[[ SOURCE INFORMATION open ]]

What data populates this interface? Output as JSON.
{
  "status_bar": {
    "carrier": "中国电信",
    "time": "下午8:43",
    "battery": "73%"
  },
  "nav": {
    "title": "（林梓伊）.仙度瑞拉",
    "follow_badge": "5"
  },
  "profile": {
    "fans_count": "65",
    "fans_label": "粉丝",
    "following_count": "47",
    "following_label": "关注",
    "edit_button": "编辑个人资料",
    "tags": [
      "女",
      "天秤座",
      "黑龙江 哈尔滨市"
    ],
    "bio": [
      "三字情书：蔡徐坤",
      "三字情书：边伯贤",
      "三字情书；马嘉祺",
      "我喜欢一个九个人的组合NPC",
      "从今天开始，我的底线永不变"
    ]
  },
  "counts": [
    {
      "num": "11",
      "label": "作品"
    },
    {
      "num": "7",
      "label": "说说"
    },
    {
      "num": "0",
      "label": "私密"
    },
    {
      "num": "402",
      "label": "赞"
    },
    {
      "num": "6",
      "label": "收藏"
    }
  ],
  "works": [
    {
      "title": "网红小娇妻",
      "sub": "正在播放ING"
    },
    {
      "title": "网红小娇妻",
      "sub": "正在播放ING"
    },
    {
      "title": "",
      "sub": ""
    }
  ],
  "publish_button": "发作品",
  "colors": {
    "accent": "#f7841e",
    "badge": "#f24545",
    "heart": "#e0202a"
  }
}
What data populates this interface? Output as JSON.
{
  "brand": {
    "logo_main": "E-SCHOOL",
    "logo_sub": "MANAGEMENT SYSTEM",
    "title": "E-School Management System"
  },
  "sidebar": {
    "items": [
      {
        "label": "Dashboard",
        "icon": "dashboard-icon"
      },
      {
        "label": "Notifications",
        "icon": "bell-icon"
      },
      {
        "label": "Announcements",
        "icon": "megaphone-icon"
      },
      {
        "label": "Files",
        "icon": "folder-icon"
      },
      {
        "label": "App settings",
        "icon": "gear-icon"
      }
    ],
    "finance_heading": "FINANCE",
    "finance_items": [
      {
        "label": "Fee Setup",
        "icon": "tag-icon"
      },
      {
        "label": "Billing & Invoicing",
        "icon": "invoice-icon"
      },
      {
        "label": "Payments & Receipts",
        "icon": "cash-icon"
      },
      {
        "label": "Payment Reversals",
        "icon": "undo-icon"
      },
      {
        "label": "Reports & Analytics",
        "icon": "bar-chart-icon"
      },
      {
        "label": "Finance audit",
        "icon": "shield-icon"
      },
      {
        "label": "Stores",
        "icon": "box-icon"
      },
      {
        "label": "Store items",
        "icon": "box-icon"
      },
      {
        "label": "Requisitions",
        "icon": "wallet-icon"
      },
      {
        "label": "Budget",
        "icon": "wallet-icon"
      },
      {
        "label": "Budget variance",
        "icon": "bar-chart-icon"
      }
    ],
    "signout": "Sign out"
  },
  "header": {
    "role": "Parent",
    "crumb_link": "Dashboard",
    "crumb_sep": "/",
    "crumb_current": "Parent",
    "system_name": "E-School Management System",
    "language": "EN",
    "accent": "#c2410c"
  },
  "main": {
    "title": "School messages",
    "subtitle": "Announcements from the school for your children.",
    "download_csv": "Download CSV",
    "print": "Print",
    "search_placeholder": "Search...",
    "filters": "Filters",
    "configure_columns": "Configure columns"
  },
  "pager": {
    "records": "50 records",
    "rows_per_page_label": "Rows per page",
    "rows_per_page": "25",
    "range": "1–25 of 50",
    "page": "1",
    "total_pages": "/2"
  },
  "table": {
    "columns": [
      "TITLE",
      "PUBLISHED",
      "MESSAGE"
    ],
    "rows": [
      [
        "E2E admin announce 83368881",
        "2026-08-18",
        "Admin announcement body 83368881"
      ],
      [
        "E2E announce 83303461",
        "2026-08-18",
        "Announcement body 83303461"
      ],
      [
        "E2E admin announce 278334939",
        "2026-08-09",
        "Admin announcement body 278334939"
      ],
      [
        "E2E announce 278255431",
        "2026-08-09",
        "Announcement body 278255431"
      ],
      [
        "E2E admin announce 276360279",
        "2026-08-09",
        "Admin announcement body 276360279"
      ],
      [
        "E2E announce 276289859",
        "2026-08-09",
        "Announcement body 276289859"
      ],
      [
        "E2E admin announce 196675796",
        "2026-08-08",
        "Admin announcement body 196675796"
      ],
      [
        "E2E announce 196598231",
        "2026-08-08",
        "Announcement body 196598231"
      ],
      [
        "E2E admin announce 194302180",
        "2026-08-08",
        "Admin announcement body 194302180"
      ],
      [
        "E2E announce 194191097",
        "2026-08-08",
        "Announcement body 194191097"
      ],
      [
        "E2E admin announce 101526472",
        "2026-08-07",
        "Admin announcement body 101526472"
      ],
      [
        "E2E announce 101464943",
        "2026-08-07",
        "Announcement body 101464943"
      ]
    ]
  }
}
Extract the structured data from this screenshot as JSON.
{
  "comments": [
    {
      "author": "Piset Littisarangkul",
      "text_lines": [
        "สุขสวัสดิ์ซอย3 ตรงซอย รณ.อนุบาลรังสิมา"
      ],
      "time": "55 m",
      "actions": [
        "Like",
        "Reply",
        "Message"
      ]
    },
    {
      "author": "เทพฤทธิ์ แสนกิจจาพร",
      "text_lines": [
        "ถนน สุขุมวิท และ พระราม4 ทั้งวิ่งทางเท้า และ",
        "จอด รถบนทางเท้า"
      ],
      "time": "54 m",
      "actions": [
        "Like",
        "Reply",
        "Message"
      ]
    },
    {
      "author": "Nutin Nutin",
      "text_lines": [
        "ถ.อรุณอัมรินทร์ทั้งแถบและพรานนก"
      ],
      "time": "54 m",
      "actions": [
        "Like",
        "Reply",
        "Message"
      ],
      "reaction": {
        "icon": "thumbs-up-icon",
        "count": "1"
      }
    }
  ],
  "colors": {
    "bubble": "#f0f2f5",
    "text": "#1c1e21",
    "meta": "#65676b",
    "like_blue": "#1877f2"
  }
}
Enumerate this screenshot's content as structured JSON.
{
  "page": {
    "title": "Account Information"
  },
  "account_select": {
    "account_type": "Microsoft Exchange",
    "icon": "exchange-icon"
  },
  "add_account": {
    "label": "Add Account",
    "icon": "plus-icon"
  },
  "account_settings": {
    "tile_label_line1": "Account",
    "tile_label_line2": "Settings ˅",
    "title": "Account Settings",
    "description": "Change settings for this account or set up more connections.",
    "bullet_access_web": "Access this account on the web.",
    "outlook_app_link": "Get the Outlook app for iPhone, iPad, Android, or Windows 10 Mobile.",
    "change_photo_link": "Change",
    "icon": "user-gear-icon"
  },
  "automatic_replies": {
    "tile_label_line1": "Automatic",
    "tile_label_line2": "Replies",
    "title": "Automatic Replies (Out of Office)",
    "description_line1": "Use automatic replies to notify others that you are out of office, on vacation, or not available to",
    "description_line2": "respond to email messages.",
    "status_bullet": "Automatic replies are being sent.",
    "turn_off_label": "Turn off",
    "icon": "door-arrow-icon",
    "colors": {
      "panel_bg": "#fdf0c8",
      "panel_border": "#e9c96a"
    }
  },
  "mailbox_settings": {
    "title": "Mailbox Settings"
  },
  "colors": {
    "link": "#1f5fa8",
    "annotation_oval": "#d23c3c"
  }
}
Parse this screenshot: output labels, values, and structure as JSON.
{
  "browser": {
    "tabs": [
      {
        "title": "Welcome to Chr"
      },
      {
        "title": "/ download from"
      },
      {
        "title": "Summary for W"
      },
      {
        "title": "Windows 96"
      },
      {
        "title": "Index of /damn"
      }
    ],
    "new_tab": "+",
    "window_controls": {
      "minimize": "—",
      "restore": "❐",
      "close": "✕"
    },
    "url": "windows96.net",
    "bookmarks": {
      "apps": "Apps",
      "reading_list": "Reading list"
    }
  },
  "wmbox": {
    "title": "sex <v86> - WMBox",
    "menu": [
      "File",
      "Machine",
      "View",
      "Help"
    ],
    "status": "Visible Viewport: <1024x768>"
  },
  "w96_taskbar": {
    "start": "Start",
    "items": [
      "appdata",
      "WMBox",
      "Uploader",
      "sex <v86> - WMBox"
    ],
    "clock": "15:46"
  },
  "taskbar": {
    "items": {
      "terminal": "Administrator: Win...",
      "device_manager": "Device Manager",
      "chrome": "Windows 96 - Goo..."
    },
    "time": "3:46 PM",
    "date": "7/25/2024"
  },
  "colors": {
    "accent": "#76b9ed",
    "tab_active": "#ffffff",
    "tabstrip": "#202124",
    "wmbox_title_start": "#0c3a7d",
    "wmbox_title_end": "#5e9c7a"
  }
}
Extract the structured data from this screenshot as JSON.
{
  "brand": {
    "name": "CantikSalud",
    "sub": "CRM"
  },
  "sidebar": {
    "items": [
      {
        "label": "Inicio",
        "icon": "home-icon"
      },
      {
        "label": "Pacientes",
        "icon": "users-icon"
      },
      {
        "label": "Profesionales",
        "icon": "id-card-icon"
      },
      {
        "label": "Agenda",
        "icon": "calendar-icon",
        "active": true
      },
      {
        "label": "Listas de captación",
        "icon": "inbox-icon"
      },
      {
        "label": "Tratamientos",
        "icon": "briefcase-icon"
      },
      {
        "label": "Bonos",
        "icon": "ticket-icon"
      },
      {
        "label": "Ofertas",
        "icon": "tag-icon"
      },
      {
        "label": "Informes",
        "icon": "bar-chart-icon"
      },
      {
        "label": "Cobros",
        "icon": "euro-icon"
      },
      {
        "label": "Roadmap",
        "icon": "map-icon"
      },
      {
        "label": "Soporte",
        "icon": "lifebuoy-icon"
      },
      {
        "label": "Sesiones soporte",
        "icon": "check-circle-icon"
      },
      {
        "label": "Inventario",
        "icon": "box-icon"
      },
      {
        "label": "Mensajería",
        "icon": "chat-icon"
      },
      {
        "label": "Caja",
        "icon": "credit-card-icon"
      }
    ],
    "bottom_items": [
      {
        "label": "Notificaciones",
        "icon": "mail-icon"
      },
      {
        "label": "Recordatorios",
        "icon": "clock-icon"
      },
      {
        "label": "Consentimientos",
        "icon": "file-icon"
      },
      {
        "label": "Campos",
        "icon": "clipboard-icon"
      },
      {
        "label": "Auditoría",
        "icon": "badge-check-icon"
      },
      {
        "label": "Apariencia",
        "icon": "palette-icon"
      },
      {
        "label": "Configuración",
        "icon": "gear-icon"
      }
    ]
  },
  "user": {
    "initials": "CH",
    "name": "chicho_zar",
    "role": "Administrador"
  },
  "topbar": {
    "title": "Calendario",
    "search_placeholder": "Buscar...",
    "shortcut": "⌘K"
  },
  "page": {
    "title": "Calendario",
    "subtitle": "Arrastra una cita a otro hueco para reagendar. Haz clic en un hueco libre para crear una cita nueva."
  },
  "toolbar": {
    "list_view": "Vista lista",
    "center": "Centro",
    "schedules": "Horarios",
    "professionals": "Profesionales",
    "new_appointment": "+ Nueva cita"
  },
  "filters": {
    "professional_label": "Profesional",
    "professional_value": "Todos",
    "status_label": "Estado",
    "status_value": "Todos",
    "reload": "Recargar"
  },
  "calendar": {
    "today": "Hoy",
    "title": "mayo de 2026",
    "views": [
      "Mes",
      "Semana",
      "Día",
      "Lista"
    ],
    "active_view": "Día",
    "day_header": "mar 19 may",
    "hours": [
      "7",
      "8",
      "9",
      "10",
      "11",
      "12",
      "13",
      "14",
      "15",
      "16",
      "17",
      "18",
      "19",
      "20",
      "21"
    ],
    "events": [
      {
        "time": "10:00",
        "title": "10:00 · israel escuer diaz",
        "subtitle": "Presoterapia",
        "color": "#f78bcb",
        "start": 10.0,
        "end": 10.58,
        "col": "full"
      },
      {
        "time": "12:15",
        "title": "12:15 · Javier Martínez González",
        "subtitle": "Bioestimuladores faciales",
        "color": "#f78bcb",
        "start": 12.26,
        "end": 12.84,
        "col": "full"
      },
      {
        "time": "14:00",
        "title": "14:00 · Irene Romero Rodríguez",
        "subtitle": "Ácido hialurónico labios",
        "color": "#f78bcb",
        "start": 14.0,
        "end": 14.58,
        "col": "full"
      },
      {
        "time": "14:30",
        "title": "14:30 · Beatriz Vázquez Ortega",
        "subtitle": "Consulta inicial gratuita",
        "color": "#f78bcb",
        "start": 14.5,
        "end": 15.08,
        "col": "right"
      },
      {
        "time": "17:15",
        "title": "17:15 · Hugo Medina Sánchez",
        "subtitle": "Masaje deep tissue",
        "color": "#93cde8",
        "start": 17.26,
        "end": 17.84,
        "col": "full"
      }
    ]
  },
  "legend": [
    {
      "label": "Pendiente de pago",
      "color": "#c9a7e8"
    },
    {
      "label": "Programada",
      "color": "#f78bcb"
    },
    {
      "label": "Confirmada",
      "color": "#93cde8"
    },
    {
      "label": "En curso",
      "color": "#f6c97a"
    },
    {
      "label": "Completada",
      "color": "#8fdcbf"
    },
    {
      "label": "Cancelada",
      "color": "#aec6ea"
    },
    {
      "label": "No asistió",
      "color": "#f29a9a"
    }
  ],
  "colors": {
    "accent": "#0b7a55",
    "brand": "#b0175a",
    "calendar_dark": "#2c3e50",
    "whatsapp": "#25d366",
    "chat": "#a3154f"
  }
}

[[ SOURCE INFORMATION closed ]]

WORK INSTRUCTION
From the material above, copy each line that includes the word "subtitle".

REPLY TO THE EXERCISE
    "subtitle": "Announcements from the school for your children.",
    "subtitle": "Arrastra una cita a otro hueco para reagendar. Haz clic en un hueco libre para crear una cita nueva."
        "subtitle": "Presoterapia",
        "subtitle": "Bioestimuladores faciales",
        "subtitle": "Ácido hialurónico labios",
        "subtitle": "Consulta inicial gratuita",
        "subtitle": "Masaje deep tissue",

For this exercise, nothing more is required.